◆ DATASET
============

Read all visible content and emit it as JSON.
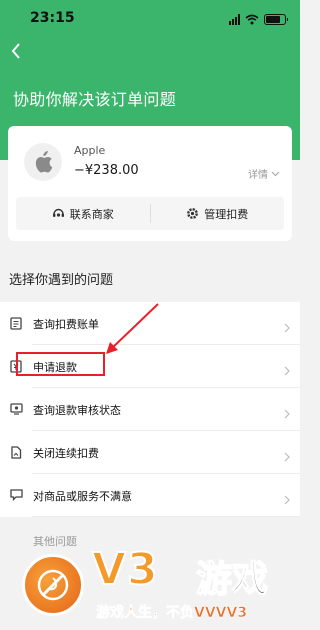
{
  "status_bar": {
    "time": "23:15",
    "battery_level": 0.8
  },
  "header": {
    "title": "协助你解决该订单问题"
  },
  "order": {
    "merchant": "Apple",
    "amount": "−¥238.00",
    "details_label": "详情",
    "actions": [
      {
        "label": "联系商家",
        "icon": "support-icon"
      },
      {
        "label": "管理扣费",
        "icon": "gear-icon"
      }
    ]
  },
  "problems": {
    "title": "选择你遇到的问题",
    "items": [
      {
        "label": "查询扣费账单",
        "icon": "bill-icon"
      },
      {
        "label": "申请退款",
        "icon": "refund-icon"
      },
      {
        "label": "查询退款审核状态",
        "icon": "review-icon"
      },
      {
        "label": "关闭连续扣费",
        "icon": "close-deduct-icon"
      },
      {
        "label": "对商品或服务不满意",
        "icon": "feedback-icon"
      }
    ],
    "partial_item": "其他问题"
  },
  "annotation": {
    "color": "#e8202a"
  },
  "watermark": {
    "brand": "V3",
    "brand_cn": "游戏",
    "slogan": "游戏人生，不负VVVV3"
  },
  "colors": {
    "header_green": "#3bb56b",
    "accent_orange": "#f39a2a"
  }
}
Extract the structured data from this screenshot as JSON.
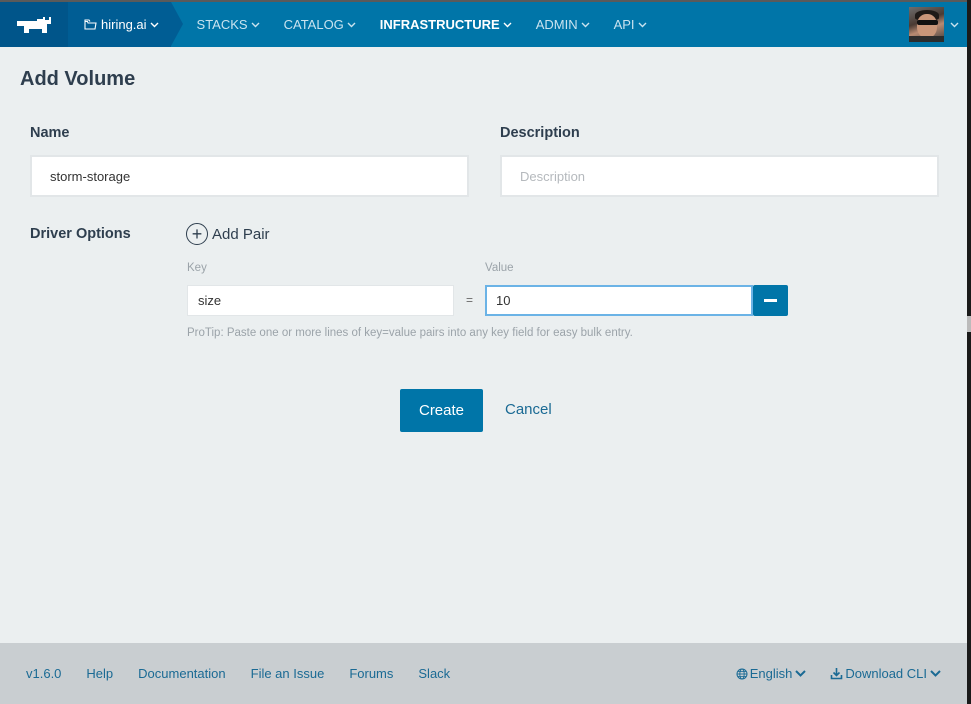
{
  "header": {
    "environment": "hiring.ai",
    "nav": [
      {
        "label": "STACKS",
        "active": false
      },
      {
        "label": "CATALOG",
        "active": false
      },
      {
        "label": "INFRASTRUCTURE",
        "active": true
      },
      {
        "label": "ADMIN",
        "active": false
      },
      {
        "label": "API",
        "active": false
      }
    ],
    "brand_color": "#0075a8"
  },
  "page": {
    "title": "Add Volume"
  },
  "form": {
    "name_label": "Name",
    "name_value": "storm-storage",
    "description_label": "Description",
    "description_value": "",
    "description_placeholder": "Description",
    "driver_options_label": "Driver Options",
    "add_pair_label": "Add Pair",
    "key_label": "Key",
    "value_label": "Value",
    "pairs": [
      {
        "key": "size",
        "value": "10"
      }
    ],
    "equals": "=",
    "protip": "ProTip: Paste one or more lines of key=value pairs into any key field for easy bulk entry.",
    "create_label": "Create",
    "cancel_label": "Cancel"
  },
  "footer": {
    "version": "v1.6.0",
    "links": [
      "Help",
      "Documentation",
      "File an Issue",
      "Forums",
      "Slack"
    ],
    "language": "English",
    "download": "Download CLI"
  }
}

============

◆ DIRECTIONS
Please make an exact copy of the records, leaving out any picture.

◆ THE ANSWER
Read all visible content and emit it as JSON.
{
  "status_bar": {
    "time": "23:15",
    "battery_level": 0.8
  },
  "header": {
    "title": "协助你解决该订单问题"
  },
  "order": {
    "merchant": "Apple",
    "amount": "−¥238.00",
    "details_label": "详情",
    "actions": [
      {
        "label": "联系商家",
        "icon": "support-icon"
      },
      {
        "label": "管理扣费",
        "icon": "gear-icon"
      }
    ]
  },
  "problems": {
    "title": "选择你遇到的问题",
    "items": [
      {
        "label": "查询扣费账单",
        "icon": "bill-icon"
      },
      {
        "label": "申请退款",
        "icon": "refund-icon"
      },
      {
        "label": "查询退款审核状态",
        "icon": "review-icon"
      },
      {
        "label": "关闭连续扣费",
        "icon": "close-deduct-icon"
      },
      {
        "label": "对商品或服务不满意",
        "icon": "feedback-icon"
      }
    ],
    "partial_item": "其他问题"
  },
  "annotation": {
    "color": "#e8202a"
  },
  "watermark": {
    "brand": "V3",
    "brand_cn": "游戏",
    "slogan": "游戏人生，不负VVVV3"
  },
  "colors": {
    "header_green": "#3bb56b",
    "accent_orange": "#f39a2a"
  }
}
Extract the structured data from this screenshot as JSON.
{
  "header": {
    "environment": "hiring.ai",
    "nav": [
      {
        "label": "STACKS",
        "active": false
      },
      {
        "label": "CATALOG",
        "active": false
      },
      {
        "label": "INFRASTRUCTURE",
        "active": true
      },
      {
        "label": "ADMIN",
        "active": false
      },
      {
        "label": "API",
        "active": false
      }
    ],
    "brand_color": "#0075a8"
  },
  "page": {
    "title": "Add Volume"
  },
  "form": {
    "name_label": "Name",
    "name_value": "storm-storage",
    "description_label": "Description",
    "description_value": "",
    "description_placeholder": "Description",
    "driver_options_label": "Driver Options",
    "add_pair_label": "Add Pair",
    "key_label": "Key",
    "value_label": "Value",
    "pairs": [
      {
        "key": "size",
        "value": "10"
      }
    ],
    "equals": "=",
    "protip": "ProTip: Paste one or more lines of key=value pairs into any key field for easy bulk entry.",
    "create_label": "Create",
    "cancel_label": "Cancel"
  },
  "footer": {
    "version": "v1.6.0",
    "links": [
      "Help",
      "Documentation",
      "File an Issue",
      "Forums",
      "Slack"
    ],
    "language": "English",
    "download": "Download CLI"
  }
}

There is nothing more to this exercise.